Section 16 states that we should treat marijuana like alcohol. Can I smoke marijuana at a bar?

This activity is also unclear. Smoking marijuana is no different than smoking tobacco to the extent that both produce smoke and second-hand inhalation by people situated nearby. Presumably, the prohibition against smoking tobacco would apply to marijuana.

What about ingesting marijuana at a bar? Should this also be prohibited?

There may be a number of factors involved here. Assuming the bar has met state and local laws to permit such an activity at its location, then consuming marijuana at a bar could conceivably be allowed.

The Colorado Symphony Orchestra (CSO) recently teamed up with the marijuana industry to offer a series of concerts in which concert goers were invited to bring and smoke marijuana during the concert. Was this illegal?
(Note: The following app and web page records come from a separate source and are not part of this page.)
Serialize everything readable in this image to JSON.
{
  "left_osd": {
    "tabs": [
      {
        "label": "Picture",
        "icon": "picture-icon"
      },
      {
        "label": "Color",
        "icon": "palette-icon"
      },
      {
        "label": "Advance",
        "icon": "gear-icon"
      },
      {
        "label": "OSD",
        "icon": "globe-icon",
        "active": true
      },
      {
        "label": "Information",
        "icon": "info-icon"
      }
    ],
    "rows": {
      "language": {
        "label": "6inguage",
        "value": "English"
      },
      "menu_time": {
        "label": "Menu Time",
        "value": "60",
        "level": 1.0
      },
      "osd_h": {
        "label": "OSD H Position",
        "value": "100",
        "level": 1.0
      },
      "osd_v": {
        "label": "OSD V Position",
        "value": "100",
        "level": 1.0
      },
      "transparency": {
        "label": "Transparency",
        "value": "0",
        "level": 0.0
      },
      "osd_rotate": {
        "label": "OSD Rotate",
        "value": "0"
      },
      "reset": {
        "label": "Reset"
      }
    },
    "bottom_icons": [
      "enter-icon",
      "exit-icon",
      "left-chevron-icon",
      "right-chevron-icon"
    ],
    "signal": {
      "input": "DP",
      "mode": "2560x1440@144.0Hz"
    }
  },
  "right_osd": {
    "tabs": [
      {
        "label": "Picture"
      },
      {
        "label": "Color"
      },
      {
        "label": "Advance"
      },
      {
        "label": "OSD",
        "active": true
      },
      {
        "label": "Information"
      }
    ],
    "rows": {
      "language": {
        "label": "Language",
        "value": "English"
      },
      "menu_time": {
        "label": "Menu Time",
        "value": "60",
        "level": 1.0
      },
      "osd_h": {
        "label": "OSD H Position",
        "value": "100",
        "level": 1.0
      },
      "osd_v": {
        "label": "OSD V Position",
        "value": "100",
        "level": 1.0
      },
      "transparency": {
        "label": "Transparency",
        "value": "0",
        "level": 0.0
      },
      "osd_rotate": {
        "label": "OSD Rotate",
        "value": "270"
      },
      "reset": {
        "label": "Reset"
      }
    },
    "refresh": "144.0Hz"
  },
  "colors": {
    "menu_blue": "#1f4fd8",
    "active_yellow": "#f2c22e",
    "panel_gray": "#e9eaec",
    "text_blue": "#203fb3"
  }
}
Initially, the CSO was going to offer a series of performances in which marijuana could be smoked and consumed. Most of these events were to be held at a private venue. However, the final performance in the series was to be held at Red Rocks Amphitheater, which is owned by the City and County of Denver and in which marijuana is not permitted. The CSO informed potential concert goers that marijuana was not permitted at Red Rocks. Stacie Loucks, director of Denver’s Department of Excise and Licenses, wrote a letter to the CSO stating that the planned concert series could be in violation of city and state law, and that failure to follow the law may result in civil and criminal penalties.7 The CSO brought its concert series into legal compliance by changing the performances to private, invitation-only events. The CSO is also considering these performances fundraisers and is stressing that the consumption at Red Rocks is prohibited.

Could the Colorado Rockies or the Denver Broncos permit consumption of marijuana at their games?

So, off we slide down the slippery slope. As noted, the CSO got around the public problem by making the event private (i.e., an invitation only event). Baseball or football tickets offered to the general public would not seem to get around this problem. Furthermore, both Coors Field and Sports Authority Stadium are government owned venues. It would seem they could not permit such activity.

Now that Colorado has legalized marijuana, is it still classified as an illegal drug by the federal government?

Yes, Colorado law does not change federal law. It is currently classified as a Schedule I drug by the federal government.

Can federal government agents arrest me for possessing and distributing it?

Yes, possession of marijuana can lead to arrest and punishment by fines and incarceration. However, it is unclear how vigorously the federal government will enforce possession laws in Colorado. The United States Justice Department, which is tasked with enforcing federal law, has indicated it won’t challenge state laws legalizing marijuana and will focus its efforts on trafficking cases and keeping the drug away from children.

Sharing and Selling

Can I share marijuana with other adults?

Yes, if the adult is 21 years of age or older; and if the amount shared is not more than one ounce; and if you do not receive “remuneration” for the marijuana given to the other person.

What is meant by “remuneration?”

Section 16 does not define the term. However, Black’s Law Dictionary, a standard reference work in the law, defines remuneration as payment or compensation.

So, I cannot sell my marijuana, even if it is less than one ounce?

Yes, that’s correct.

So, does this mean that I am breaking the law by exchanging something I own or a service I provide for marijuana from someone else?

If the amount involved is less than one ounce, it is open to discussion. But a court would undoubtedly examine a number of factors including your relationship with the other individual, the amount of marijuana exchanged, and the frequency of the exchange. The language is likely included to permit private individuals who are clearly not engaged in commercial activity to share marijuana without needing a permit or licensure from the State of Colorado, as other language of Section 16 requires.